┏━━

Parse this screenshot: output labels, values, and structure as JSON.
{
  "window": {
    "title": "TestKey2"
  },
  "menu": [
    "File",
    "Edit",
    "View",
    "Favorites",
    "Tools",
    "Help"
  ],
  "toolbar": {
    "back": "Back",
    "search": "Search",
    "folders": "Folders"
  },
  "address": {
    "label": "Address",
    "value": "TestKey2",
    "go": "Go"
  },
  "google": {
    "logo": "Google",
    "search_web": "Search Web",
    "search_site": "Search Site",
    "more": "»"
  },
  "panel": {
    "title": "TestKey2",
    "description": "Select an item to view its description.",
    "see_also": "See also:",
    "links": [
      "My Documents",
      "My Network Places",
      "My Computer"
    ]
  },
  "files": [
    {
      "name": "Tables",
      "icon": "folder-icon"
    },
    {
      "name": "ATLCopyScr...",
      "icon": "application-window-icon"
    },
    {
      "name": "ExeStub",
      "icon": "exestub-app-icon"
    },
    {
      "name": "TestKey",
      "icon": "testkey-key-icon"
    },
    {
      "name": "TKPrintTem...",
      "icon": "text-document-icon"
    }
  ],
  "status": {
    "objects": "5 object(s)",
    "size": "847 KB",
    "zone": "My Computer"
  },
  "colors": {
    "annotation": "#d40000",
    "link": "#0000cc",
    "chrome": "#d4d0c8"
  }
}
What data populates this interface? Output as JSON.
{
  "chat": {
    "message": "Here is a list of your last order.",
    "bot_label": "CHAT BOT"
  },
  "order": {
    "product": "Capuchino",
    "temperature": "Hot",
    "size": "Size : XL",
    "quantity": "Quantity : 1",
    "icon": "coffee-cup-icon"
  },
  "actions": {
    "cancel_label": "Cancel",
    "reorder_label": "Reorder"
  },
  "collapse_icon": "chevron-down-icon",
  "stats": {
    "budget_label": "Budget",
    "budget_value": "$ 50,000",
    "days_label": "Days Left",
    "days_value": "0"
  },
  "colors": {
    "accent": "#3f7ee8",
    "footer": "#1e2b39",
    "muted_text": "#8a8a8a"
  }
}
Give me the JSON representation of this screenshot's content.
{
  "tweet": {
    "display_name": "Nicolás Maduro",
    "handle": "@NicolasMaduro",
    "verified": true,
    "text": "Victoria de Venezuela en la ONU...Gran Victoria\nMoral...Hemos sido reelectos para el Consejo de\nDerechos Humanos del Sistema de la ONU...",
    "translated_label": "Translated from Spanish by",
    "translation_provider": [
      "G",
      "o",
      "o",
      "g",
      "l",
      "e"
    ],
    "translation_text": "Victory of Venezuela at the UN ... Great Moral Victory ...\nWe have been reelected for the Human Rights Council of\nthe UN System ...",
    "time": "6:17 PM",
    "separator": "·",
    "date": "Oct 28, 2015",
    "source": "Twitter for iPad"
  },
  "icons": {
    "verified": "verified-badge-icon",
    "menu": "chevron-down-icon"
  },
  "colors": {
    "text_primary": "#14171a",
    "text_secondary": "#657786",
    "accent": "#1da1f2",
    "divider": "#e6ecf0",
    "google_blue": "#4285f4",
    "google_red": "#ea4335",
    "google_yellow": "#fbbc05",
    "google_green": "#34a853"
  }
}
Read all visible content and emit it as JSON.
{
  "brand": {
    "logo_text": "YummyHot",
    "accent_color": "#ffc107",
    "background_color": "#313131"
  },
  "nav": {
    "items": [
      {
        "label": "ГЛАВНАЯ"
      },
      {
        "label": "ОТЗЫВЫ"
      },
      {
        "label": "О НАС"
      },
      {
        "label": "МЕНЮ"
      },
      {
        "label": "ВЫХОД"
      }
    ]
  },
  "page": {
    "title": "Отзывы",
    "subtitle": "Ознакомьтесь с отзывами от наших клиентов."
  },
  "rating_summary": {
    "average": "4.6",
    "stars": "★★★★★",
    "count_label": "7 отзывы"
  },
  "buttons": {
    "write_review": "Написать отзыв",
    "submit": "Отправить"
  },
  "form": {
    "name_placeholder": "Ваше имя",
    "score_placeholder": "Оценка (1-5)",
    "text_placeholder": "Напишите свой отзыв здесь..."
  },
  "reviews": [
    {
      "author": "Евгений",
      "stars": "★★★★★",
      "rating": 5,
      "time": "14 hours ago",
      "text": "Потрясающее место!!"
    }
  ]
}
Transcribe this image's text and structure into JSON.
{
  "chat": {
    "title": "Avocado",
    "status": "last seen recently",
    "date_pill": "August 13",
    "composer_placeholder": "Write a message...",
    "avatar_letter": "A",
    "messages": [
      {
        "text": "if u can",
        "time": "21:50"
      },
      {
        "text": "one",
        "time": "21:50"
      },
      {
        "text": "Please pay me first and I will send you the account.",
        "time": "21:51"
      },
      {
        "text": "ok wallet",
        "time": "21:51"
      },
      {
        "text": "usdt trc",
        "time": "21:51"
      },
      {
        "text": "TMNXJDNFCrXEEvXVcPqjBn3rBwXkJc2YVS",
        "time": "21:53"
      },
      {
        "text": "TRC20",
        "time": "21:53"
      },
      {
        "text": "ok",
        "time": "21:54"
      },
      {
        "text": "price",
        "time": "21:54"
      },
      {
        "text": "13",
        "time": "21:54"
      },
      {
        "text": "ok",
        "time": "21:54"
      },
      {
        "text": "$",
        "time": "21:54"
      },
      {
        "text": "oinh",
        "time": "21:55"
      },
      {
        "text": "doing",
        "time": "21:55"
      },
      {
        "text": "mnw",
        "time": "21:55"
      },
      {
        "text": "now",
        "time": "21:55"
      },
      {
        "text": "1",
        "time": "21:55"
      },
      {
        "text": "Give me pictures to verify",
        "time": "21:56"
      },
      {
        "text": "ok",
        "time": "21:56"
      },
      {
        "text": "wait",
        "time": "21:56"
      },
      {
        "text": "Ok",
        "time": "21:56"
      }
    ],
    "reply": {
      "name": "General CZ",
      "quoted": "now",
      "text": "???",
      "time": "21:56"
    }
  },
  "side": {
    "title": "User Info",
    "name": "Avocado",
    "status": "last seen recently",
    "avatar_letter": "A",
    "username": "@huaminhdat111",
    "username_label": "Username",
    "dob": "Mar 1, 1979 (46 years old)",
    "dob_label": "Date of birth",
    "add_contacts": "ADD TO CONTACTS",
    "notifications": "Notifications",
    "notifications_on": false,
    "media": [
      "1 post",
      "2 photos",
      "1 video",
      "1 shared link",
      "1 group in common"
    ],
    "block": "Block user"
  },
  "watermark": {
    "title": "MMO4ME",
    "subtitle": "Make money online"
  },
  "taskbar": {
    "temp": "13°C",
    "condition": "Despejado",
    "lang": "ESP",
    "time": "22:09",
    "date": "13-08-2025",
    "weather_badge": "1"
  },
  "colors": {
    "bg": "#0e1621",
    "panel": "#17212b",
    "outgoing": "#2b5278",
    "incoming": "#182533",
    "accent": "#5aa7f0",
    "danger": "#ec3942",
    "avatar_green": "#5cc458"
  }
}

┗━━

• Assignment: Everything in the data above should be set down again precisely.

• Task answer:
Parse this screenshot: output labels, values, and structure as JSON.
{
  "window": {
    "title": "TestKey2"
  },
  "menu": [
    "File",
    "Edit",
    "View",
    "Favorites",
    "Tools",
    "Help"
  ],
  "toolbar": {
    "back": "Back",
    "search": "Search",
    "folders": "Folders"
  },
  "address": {
    "label": "Address",
    "value": "TestKey2",
    "go": "Go"
  },
  "google": {
    "logo": "Google",
    "search_web": "Search Web",
    "search_site": "Search Site",
    "more": "»"
  },
  "panel": {
    "title": "TestKey2",
    "description": "Select an item to view its description.",
    "see_also": "See also:",
    "links": [
      "My Documents",
      "My Network Places",
      "My Computer"
    ]
  },
  "files": [
    {
      "name": "Tables",
      "icon": "folder-icon"
    },
    {
      "name": "ATLCopyScr...",
      "icon": "application-window-icon"
    },
    {
      "name": "ExeStub",
      "icon": "exestub-app-icon"
    },
    {
      "name": "TestKey",
      "icon": "testkey-key-icon"
    },
    {
      "name": "TKPrintTem...",
      "icon": "text-document-icon"
    }
  ],
  "status": {
    "objects": "5 object(s)",
    "size": "847 KB",
    "zone": "My Computer"
  },
  "colors": {
    "annotation": "#d40000",
    "link": "#0000cc",
    "chrome": "#d4d0c8"
  }
}
What data populates this interface? Output as JSON.
{
  "chat": {
    "message": "Here is a list of your last order.",
    "bot_label": "CHAT BOT"
  },
  "order": {
    "product": "Capuchino",
    "temperature": "Hot",
    "size": "Size : XL",
    "quantity": "Quantity : 1",
    "icon": "coffee-cup-icon"
  },
  "actions": {
    "cancel_label": "Cancel",
    "reorder_label": "Reorder"
  },
  "collapse_icon": "chevron-down-icon",
  "stats": {
    "budget_label": "Budget",
    "budget_value": "$ 50,000",
    "days_label": "Days Left",
    "days_value": "0"
  },
  "colors": {
    "accent": "#3f7ee8",
    "footer": "#1e2b39",
    "muted_text": "#8a8a8a"
  }
}
Give me the JSON representation of this screenshot's content.
{
  "tweet": {
    "display_name": "Nicolás Maduro",
    "handle": "@NicolasMaduro",
    "verified": true,
    "text": "Victoria de Venezuela en la ONU...Gran Victoria\nMoral...Hemos sido reelectos para el Consejo de\nDerechos Humanos del Sistema de la ONU...",
    "translated_label": "Translated from Spanish by",
    "translation_provider": [
      "G",
      "o",
      "o",
      "g",
      "l",
      "e"
    ],
    "translation_text": "Victory of Venezuela at the UN ... Great Moral Victory ...\nWe have been reelected for the Human Rights Council of\nthe UN System ...",
    "time": "6:17 PM",
    "separator": "·",
    "date": "Oct 28, 2015",
    "source": "Twitter for iPad"
  },
  "icons": {
    "verified": "verified-badge-icon",
    "menu": "chevron-down-icon"
  },
  "colors": {
    "text_primary": "#14171a",
    "text_secondary": "#657786",
    "accent": "#1da1f2",
    "divider": "#e6ecf0",
    "google_blue": "#4285f4",
    "google_red": "#ea4335",
    "google_yellow": "#fbbc05",
    "google_green": "#34a853"
  }
}
Read all visible content and emit it as JSON.
{
  "brand": {
    "logo_text": "YummyHot",
    "accent_color": "#ffc107",
    "background_color": "#313131"
  },
  "nav": {
    "items": [
      {
        "label": "ГЛАВНАЯ"
      },
      {
        "label": "ОТЗЫВЫ"
      },
      {
        "label": "О НАС"
      },
      {
        "label": "МЕНЮ"
      },
      {
        "label": "ВЫХОД"
      }
    ]
  },
  "page": {
    "title": "Отзывы",
    "subtitle": "Ознакомьтесь с отзывами от наших клиентов."
  },
  "rating_summary": {
    "average": "4.6",
    "stars": "★★★★★",
    "count_label": "7 отзывы"
  },
  "buttons": {
    "write_review": "Написать отзыв",
    "submit": "Отправить"
  },
  "form": {
    "name_placeholder": "Ваше имя",
    "score_placeholder": "Оценка (1-5)",
    "text_placeholder": "Напишите свой отзыв здесь..."
  },
  "reviews": [
    {
      "author": "Евгений",
      "stars": "★★★★★",
      "rating": 5,
      "time": "14 hours ago",
      "text": "Потрясающее место!!"
    }
  ]
}
Transcribe this image's text and structure into JSON.
{
  "chat": {
    "title": "Avocado",
    "status": "last seen recently",
    "date_pill": "August 13",
    "composer_placeholder": "Write a message...",
    "avatar_letter": "A",
    "messages": [
      {
        "text": "if u can",
        "time": "21:50"
      },
      {
        "text": "one",
        "time": "21:50"
      },
      {
        "text": "Please pay me first and I will send you the account.",
        "time": "21:51"
      },
      {
        "text": "ok wallet",
        "time": "21:51"
      },
      {
        "text": "usdt trc",
        "time": "21:51"
      },
      {
        "text": "TMNXJDNFCrXEEvXVcPqjBn3rBwXkJc2YVS",
        "time": "21:53"
      },
      {
        "text": "TRC20",
        "time": "21:53"
      },
      {
        "text": "ok",
        "time": "21:54"
      },
      {
        "text": "price",
        "time": "21:54"
      },
      {
        "text": "13",
        "time": "21:54"
      },
      {
        "text": "ok",
        "time": "21:54"
      },
      {
        "text": "$",
        "time": "21:54"
      },
      {
        "text": "oinh",
        "time": "21:55"
      },
      {
        "text": "doing",
        "time": "21:55"
      },
      {
        "text": "mnw",
        "time": "21:55"
      },
      {
        "text": "now",
        "time": "21:55"
      },
      {
        "text": "1",
        "time": "21:55"
      },
      {
        "text": "Give me pictures to verify",
        "time": "21:56"
      },
      {
        "text": "ok",
        "time": "21:56"
      },
      {
        "text": "wait",
        "time": "21:56"
      },
      {
        "text": "Ok",
        "time": "21:56"
      }
    ],
    "reply": {
      "name": "General CZ",
      "quoted": "now",
      "text": "???",
      "time": "21:56"
    }
  },
  "side": {
    "title": "User Info",
    "name": "Avocado",
    "status": "last seen recently",
    "avatar_letter": "A",
    "username": "@huaminhdat111",
    "username_label": "Username",
    "dob": "Mar 1, 1979 (46 years old)",
    "dob_label": "Date of birth",
    "add_contacts": "ADD TO CONTACTS",
    "notifications": "Notifications",
    "notifications_on": false,
    "media": [
      "1 post",
      "2 photos",
      "1 video",
      "1 shared link",
      "1 group in common"
    ],
    "block": "Block user"
  },
  "watermark": {
    "title": "MMO4ME",
    "subtitle": "Make money online"
  },
  "taskbar": {
    "temp": "13°C",
    "condition": "Despejado",
    "lang": "ESP",
    "time": "22:09",
    "date": "13-08-2025",
    "weather_badge": "1"
  },
  "colors": {
    "bg": "#0e1621",
    "panel": "#17212b",
    "outgoing": "#2b5278",
    "incoming": "#182533",
    "accent": "#5aa7f0",
    "danger": "#ec3942",
    "avatar_green": "#5cc458"
  }
}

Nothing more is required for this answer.